*** Opening Recorded information ***
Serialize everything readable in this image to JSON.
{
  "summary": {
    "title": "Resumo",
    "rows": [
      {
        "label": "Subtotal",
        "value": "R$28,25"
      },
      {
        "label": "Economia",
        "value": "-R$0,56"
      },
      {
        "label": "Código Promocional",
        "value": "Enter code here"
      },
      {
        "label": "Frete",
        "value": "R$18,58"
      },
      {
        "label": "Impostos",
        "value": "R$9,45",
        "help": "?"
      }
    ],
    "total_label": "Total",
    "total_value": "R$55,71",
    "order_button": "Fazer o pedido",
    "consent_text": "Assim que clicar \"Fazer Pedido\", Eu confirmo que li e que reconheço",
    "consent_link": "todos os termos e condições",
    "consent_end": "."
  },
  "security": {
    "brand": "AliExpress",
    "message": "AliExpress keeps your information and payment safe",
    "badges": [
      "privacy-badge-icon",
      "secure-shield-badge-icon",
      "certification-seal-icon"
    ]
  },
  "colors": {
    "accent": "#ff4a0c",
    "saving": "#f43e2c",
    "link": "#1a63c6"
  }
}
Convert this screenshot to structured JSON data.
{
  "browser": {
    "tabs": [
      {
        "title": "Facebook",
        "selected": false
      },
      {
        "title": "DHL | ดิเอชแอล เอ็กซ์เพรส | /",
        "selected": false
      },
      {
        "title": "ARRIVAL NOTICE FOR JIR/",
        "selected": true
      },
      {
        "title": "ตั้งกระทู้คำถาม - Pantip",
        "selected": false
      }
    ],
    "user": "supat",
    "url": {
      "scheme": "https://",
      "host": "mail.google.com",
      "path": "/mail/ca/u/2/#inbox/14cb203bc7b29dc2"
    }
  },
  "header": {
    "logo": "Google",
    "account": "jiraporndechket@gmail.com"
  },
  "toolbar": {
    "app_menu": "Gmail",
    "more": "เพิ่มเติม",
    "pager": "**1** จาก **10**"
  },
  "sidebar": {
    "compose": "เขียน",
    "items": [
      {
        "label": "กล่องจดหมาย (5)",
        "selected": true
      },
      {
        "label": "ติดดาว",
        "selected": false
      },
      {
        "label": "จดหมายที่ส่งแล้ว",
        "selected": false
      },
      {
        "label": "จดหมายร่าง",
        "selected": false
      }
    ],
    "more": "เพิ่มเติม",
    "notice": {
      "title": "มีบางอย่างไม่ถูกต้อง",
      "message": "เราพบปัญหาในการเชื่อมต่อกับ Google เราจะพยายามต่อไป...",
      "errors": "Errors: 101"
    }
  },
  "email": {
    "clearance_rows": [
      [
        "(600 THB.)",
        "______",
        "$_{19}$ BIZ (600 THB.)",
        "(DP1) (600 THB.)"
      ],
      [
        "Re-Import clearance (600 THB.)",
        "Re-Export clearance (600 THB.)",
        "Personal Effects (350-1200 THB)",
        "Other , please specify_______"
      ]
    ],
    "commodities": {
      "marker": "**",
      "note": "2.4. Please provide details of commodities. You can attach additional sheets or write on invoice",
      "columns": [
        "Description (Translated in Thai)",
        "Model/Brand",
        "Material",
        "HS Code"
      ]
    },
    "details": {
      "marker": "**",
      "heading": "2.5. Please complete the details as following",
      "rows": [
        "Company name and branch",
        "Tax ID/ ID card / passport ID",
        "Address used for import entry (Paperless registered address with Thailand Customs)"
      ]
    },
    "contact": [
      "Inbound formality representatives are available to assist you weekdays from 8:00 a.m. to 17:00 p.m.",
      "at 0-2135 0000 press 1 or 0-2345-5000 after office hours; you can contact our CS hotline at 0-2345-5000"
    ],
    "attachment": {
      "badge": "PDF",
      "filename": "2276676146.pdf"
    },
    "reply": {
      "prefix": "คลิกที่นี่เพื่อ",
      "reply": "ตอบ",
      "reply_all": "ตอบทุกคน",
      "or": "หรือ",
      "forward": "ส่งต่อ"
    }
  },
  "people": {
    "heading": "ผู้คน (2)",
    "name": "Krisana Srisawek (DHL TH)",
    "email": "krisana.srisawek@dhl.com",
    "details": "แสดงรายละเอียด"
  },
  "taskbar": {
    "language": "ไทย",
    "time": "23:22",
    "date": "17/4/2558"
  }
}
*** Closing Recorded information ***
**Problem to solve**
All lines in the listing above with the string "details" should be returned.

**Solution for this problem**
      "note": "2.4. Please provide details of commodities. You can attach additional sheets or write on invoice",
    "details": {
      "heading": "2.5. Please complete the details as following",
    "details": "แสดงรายละเอียด"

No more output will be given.